Red Sox righty Rick Porcello tried to get the team’s interest in a new contract over the offseason, he tells Rob Bradford of WEEI.com. While the sides completed some background work, talks never gained traction.
Porcello says he and agent Jim Murray “expressed our willingness to take a discount” in order to expand the relationship. The club was not able to work out a scenario that made much sense from its perspective and ultimately did not put an offer on the table for the veteran starter.
As things stand, the 30-year-old is set to play out the final season of the four-year, $82.5MM deal he inked early in the 2015 season. He had just wrapped up his first spring with the Sox after being acquired earlier that winter for Yoenis Cespedes.

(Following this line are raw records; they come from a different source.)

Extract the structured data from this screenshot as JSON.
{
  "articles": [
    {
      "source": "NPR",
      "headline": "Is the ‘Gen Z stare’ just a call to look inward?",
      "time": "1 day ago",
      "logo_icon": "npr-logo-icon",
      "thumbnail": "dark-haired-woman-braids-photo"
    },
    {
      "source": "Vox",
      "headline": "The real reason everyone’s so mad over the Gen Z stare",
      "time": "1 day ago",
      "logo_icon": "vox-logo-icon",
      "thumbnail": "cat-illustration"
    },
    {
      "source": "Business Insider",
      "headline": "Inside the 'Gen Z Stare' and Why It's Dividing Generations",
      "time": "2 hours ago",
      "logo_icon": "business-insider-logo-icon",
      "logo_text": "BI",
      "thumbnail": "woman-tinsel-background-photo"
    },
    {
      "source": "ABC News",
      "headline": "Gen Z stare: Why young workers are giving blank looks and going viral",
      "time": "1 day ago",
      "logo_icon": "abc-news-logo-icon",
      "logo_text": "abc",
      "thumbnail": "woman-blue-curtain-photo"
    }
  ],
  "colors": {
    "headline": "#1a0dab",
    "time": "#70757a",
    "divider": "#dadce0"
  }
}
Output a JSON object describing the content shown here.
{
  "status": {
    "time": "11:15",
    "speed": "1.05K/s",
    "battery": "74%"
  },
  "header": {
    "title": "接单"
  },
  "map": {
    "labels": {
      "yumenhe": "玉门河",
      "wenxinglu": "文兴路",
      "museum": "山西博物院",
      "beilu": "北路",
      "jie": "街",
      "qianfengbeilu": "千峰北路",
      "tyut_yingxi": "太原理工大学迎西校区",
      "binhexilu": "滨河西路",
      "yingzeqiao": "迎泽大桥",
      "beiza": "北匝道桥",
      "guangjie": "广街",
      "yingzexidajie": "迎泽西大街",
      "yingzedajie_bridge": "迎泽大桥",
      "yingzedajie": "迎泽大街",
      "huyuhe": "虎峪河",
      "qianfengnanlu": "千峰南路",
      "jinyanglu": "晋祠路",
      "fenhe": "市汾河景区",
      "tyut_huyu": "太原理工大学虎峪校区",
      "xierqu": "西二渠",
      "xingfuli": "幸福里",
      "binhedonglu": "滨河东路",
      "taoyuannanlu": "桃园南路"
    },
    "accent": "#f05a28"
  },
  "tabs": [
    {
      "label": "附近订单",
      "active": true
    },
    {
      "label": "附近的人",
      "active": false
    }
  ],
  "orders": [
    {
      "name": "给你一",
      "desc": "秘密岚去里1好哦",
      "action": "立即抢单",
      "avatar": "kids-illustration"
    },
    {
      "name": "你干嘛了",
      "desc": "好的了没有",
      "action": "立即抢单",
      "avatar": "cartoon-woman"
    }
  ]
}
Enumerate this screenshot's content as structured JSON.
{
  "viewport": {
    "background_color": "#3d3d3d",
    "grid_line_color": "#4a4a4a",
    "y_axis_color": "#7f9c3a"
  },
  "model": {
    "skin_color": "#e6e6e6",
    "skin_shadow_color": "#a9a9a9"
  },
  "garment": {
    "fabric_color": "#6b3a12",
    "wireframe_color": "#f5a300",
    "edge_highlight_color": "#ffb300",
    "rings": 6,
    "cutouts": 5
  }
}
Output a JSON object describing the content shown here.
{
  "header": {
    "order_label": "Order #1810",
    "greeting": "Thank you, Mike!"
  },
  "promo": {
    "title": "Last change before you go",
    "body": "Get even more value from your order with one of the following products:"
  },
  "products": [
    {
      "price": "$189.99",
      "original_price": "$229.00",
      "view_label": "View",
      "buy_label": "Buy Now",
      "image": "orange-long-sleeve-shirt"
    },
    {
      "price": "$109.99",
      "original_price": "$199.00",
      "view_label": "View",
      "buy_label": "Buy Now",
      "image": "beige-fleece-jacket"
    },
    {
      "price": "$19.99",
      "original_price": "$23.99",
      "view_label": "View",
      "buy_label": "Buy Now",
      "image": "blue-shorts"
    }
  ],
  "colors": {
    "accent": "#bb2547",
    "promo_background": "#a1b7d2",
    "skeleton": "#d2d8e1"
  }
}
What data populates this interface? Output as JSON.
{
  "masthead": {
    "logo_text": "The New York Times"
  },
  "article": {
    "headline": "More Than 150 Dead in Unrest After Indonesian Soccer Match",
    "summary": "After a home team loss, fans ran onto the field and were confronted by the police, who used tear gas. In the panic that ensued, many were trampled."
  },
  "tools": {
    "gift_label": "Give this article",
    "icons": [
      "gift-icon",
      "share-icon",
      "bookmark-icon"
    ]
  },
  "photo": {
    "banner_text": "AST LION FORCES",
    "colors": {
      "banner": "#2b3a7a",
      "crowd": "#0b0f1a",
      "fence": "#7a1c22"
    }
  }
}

Porcello has to this point had an uneven tenure in Boston. He has been durable, taking all but a handful of his scheduled starts and twice topping 200 innings, but has only once posted a sub-4.00 ERA — a sparkling 3.15 ERA, 22-4 campaign in 2016. His once-excellent groundball rate has drooped, though he’s also generating more strikeouts than he did with the Tigers.
By some measures, last year was actually one of Porcello’s best in Boston. He easily set a new personal high-water mark with 8.9 K/9 and still managed a sturdy 44.1% groundball rate and stingy 2.3 BB/9 walk rate. With a 3.77 SIERA and 3.87 xFIP, Porcello was about as good from a peripheral perspective as ever before.
That said, Porcello’s outcomes have long lagged ERA estimators’ expectations. He has allowed 4.26 earned runs per nine in over three hundred career starts, and no longer has the advantageous mix of experience and youth that he did at the point of his prior extension.
It’s not terribly surprising to learn that the Red Sox weren’t particularly eager to work out a new contract. Having gone on to lock up Chris Sale, the team is committed to four starters for at least the next several years. Facing some budgetary restrictions, the team even reportedly considered dealing Porcello. The veteran hurler would surely be worthy of some kind of future investment, but perhaps not a significant one — in advance of the coming season, at least. It is not known what kind of annual payout the veteran hurler might have been seeking.
Porcello says he remains interested in remaining with the club and would be open to mid-season talks, though the team has signaled it isn’t inclined to do so. That leaves the righty preparing to “leave a positive last impression” in 2019. Even if he reaches the open market, it’s not hard to imagine a reunion, though both sides will perhaps first spend some time exploring alternatives.